Lieutenant General K.J.S. “Tiny” Dhillon, an Infantry veteran with over four decades of military service, has served multiple tenures in Kashmir. In his book, Kitne Ghazi Aaye, Kitne Ghazi Gaye, he recounts his personal and professional experiences in Kashmir, from his childhood to his time as the Commander of the Chinar Corps. He shares stories of the challenges he faced, both on the battlefield and in his personal life, and how he overcame them. He also discusses the political and social situation in Kashmir, and his views on the future of the region. The book is a candid and evocative account of a soldier’s life in Kashmir. It is a must-read for anyone who wants to understand the challenges and complexities of the Kashmir conflict.
8. Nation First by Shikha Akhilesh Saxena

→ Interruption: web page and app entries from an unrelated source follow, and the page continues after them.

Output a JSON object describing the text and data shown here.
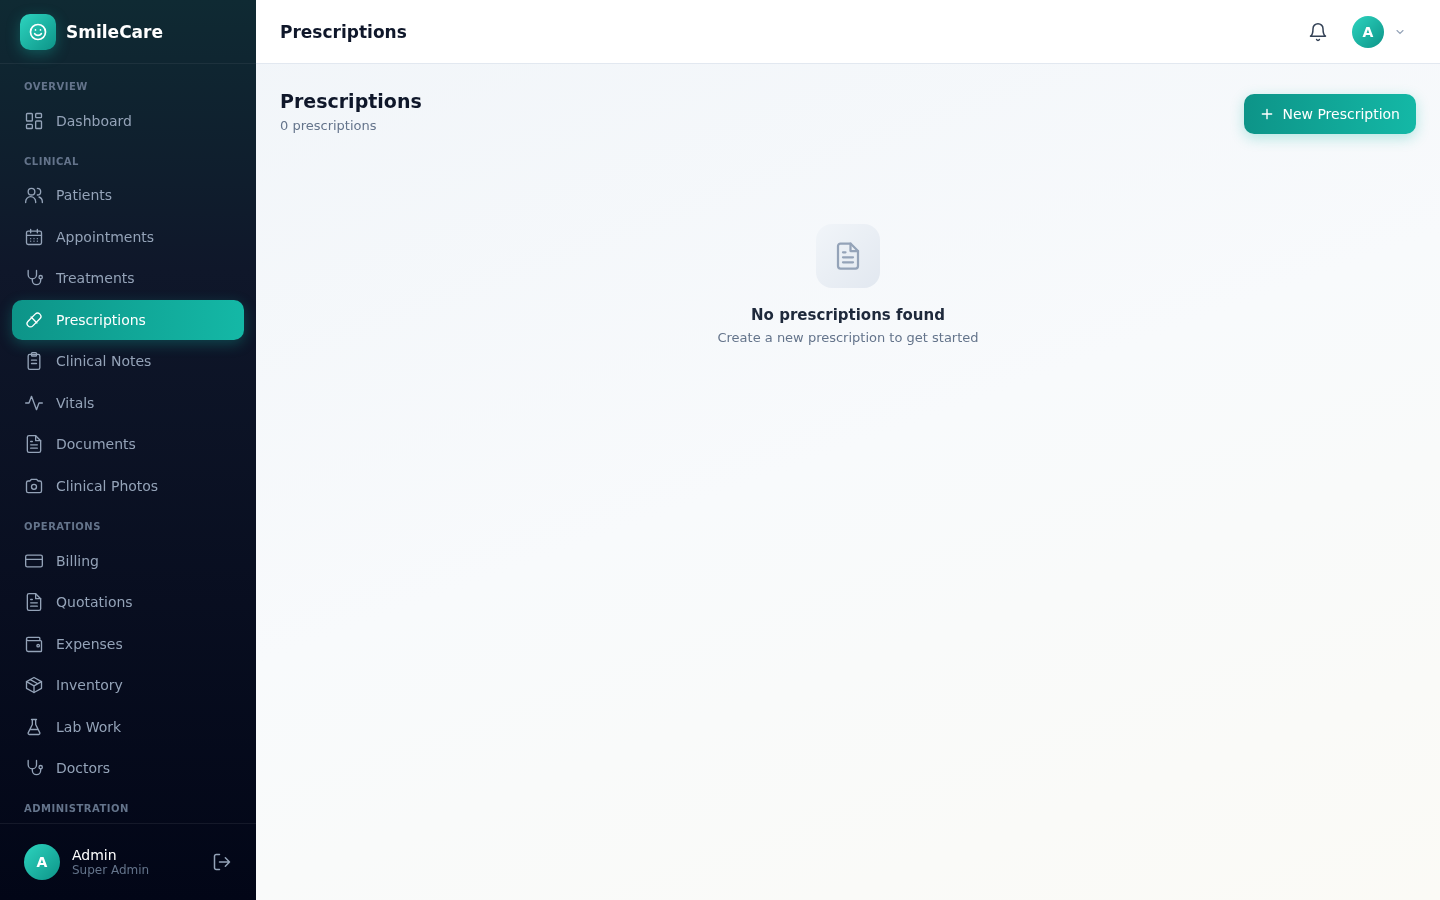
{
  "brand": {
    "name": "SmileCare"
  },
  "sidebar": {
    "sections": [
      {
        "label": "OVERVIEW",
        "items": [
          {
            "label": "Dashboard",
            "selected": false
          }
        ]
      },
      {
        "label": "CLINICAL",
        "items": [
          {
            "label": "Patients",
            "selected": false
          },
          {
            "label": "Appointments",
            "selected": false
          },
          {
            "label": "Treatments",
            "selected": false
          },
          {
            "label": "Prescriptions",
            "selected": true
          },
          {
            "label": "Clinical Notes",
            "selected": false
          },
          {
            "label": "Vitals",
            "selected": false
          },
          {
            "label": "Documents",
            "selected": false
          },
          {
            "label": "Clinical Photos",
            "selected": false
          }
        ]
      },
      {
        "label": "OPERATIONS",
        "items": [
          {
            "label": "Billing",
            "selected": false
          },
          {
            "label": "Quotations",
            "selected": false
          },
          {
            "label": "Expenses",
            "selected": false
          },
          {
            "label": "Inventory",
            "selected": false
          },
          {
            "label": "Lab Work",
            "selected": false
          },
          {
            "label": "Doctors",
            "selected": false
          }
        ]
      },
      {
        "label": "ADMINISTRATION"
      }
    ],
    "user": {
      "initial": "A",
      "name": "Admin",
      "role": "Super Admin"
    }
  },
  "topbar": {
    "title": "Prescriptions",
    "avatar_initial": "A"
  },
  "page": {
    "title": "Prescriptions",
    "count": "0 prescriptions",
    "new_button": "New Prescription",
    "empty_state": {
      "title": "No prescriptions found",
      "message": "Create a new prescription to get started"
    }
  }
}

Twenty years after India’s victory at Kargil, the stories and accounts of the war continue to be told with great pride. However, one important perspective has been largely overlooked: that of the army wives. In her remarkable book, “Nation First,” Shikha Akhilesh Saxena, wife of artillery officer Captain Akhilesh Saxena, recounts the turmoil endured by the families of military officers in the face of conflict. Shikha and Akhilesh were a young couple when they found themselves unexpectedly in the midst of war. Shikha deftly depicts her own experiences as well as those of Akhilesh, who took part in missions at Tololing, the Hump, and Three Pimples. What does a soldier go through when marching off to a near-suicidal mission? And what does it take to survive, even thrive, after having sustained serious injuries in battle? This detailed memoir reveals the boundless bravery of the Indian troops, as well as the emotional turmoil experienced by their families both during and after the war. “Nation First” is a story of grit, determination, and heroic patriotism shown by the people who give their all to safeguard their country.
9. AI Rising by Jayanth N Kolla and Leslie D’Monte

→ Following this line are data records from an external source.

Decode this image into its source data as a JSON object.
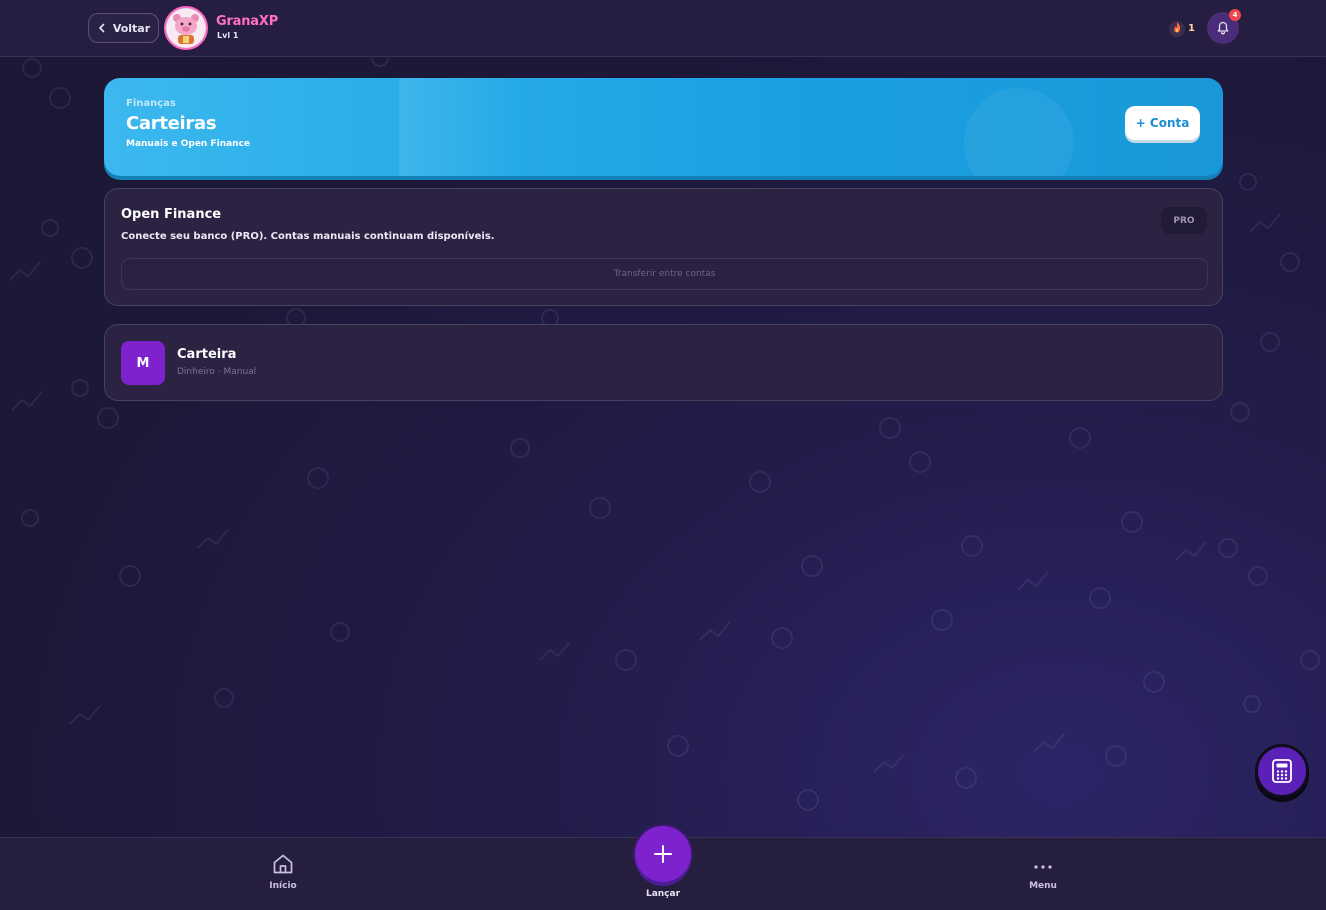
{
  "header": {
    "back_label": "Voltar",
    "app_name": "GranaXP",
    "level": "Lvl 1",
    "streak_count": "1",
    "notification_count": "4"
  },
  "hero": {
    "eyebrow": "Finanças",
    "title": "Carteiras",
    "subtitle": "Manuais e Open Finance",
    "add_button": "+ Conta"
  },
  "open_finance": {
    "title": "Open Finance",
    "description": "Conecte seu banco (PRO). Contas manuais continuam disponíveis.",
    "badge": "PRO",
    "transfer_button": "Transferir entre contas"
  },
  "wallets": [
    {
      "initial": "M",
      "name": "Carteira",
      "meta": "Dinheiro · Manual"
    }
  ],
  "nav": {
    "home_label": "Início",
    "launch_label": "Lançar",
    "menu_label": "Menu"
  },
  "colors": {
    "brand_pink": "#ff6fc8",
    "hero_blue": "#1aa1e2",
    "primary_purple": "#7e22ce",
    "background": "#1d1838"
  }
}
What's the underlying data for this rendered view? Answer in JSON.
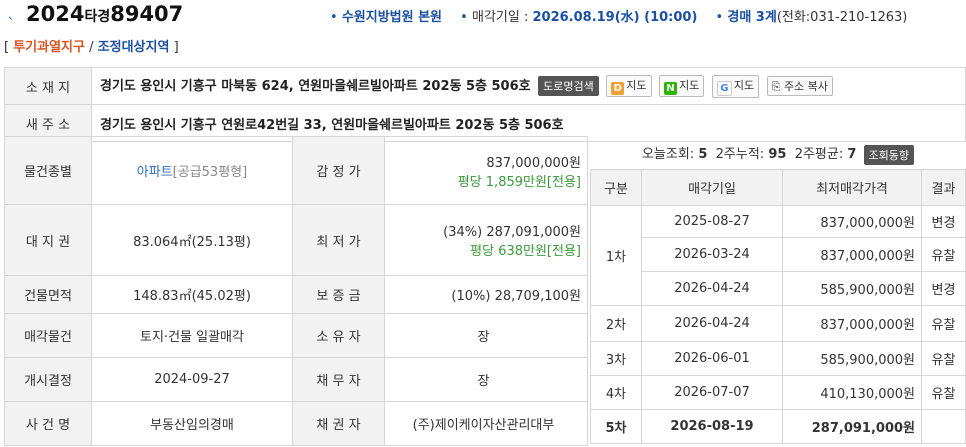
{
  "header": {
    "case_year": "2024",
    "case_type": "타경",
    "case_no": "89407",
    "court": "수원지방법원 본원",
    "sale_label": "매각기일 :",
    "sale_date": "2026.08.19(水) (10:00)",
    "dept": "경매 3계",
    "phone": "(전화:031-210-1263)"
  },
  "tags": {
    "open": "[",
    "t1": "투기과열지구",
    "slash": "/",
    "t2": "조정대상지역",
    "close": "]"
  },
  "address": {
    "label": "소 재 지",
    "value": "경기도 용인시 기흥구 마북동 624, 연원마을쉐르빌아파트 202동 5층 506호",
    "new_label": "새 주 소",
    "new_value": "경기도 용인시 기흥구 연원로42번길 33, 연원마을쉐르빌아파트 202동 5층 506호",
    "btn_road": "도로명검색",
    "btn_daum": "지도",
    "btn_naver": "지도",
    "btn_google": "지도",
    "btn_copy": "주소 복사",
    "icon_d": "D",
    "icon_n": "N",
    "icon_g": "G"
  },
  "info": {
    "type_label": "물건종별",
    "type_value": "아파트",
    "type_sub": "[공급53평형]",
    "appraisal_label": "감 정 가",
    "appraisal_value": "837,000,000원",
    "appraisal_sub": "평당 1,859만원[전용]",
    "land_label": "대 지 권",
    "land_value": "83.064㎡(25.13평)",
    "min_label": "최 저 가",
    "min_value": "(34%) 287,091,000원",
    "min_sub": "평당 638만원[전용]",
    "bldg_label": "건물면적",
    "bldg_value": "148.83㎡(45.02평)",
    "deposit_label": "보 증 금",
    "deposit_value": "(10%) 28,709,100원",
    "sale_type_label": "매각물건",
    "sale_type_value": "토지·건물 일괄매각",
    "owner_label": "소 유 자",
    "owner_value": "장",
    "start_label": "개시결정",
    "start_value": "2024-09-27",
    "debtor_label": "채 무 자",
    "debtor_value": "장",
    "case_name_label": "사 건 명",
    "case_name_value": "부동산임의경매",
    "creditor_label": "채 권 자",
    "creditor_value": "(주)제이케이자산관리대부"
  },
  "stats": {
    "today_label": "오늘조회:",
    "today": "5",
    "two_week_label": "2주누적:",
    "two_week": "95",
    "avg_label": "2주평균:",
    "avg": "7",
    "btn": "조회동향"
  },
  "history": {
    "headers": [
      "구분",
      "매각기일",
      "최저매각가격",
      "결과"
    ],
    "round1": "1차",
    "round2": "2차",
    "round3": "3차",
    "round4": "4차",
    "round5": "5차",
    "rows": [
      {
        "date": "2025-08-27",
        "price": "837,000,000원",
        "result": "변경"
      },
      {
        "date": "2026-03-24",
        "price": "837,000,000원",
        "result": "유찰"
      },
      {
        "date": "2026-04-24",
        "price": "585,900,000원",
        "result": "변경"
      },
      {
        "date": "2026-04-24",
        "price": "837,000,000원",
        "result": "유찰"
      },
      {
        "date": "2026-06-01",
        "price": "585,900,000원",
        "result": "유찰"
      },
      {
        "date": "2026-07-07",
        "price": "410,130,000원",
        "result": "유찰"
      },
      {
        "date": "2026-08-19",
        "price": "287,091,000원",
        "result": ""
      }
    ]
  }
}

Artificial intelligence (AI) is no longer a distant dream. It is already here, and it is changing the world in profound ways. One of the most significant developments in AI has been the rise of conversational AI chatbots. These chatbots are becoming increasingly sophisticated, and they are raising a number of important questions about the future of AI. This book, AI Rising, provides a comprehensive overview of the state of AI today, and it explores the potential benefits and risks of AI. Whether you are an aspiring student of AI, an entrepreneur, a policymaker, a senior executive, an investor, or a decision-maker, this book is for you. It will provide you with the information and perspective you need to form your own opinion about AI and its implications for the future.
10. Ela’s Unfinished Business by Gayatri
Beri Shola is a quiet, charming hill town with a hodgepodge of locals from across India. It is steeped in history and eccentric traditions, like many such remnants of the colonial Raj across India. Piu, a forty-something therapist with a penchant for magazine quizzes, has set up practice here. Sure, business isn’t booming, but she has a variety of patients and an ‘it’s complicated’ love life that keep her suitably busy. But life in Beri Shola is about to unravel. A week before the much-anticipated annual flower show, beautiful and well-connected Rose is murdered. Then, a new patient, Ela, stumbles into Piu’s office, certain that she’s murdered someone. Piu is drawn into the mystery of Rose’s murder, and as she gets closer to the truth, she begins to realize that Beri Shola is not as quiet and charming as it seems. There are dark secrets lurking beneath the surface, and Piu may be in danger herself.
Which of the above books you plan to read? Share with us in the comments below!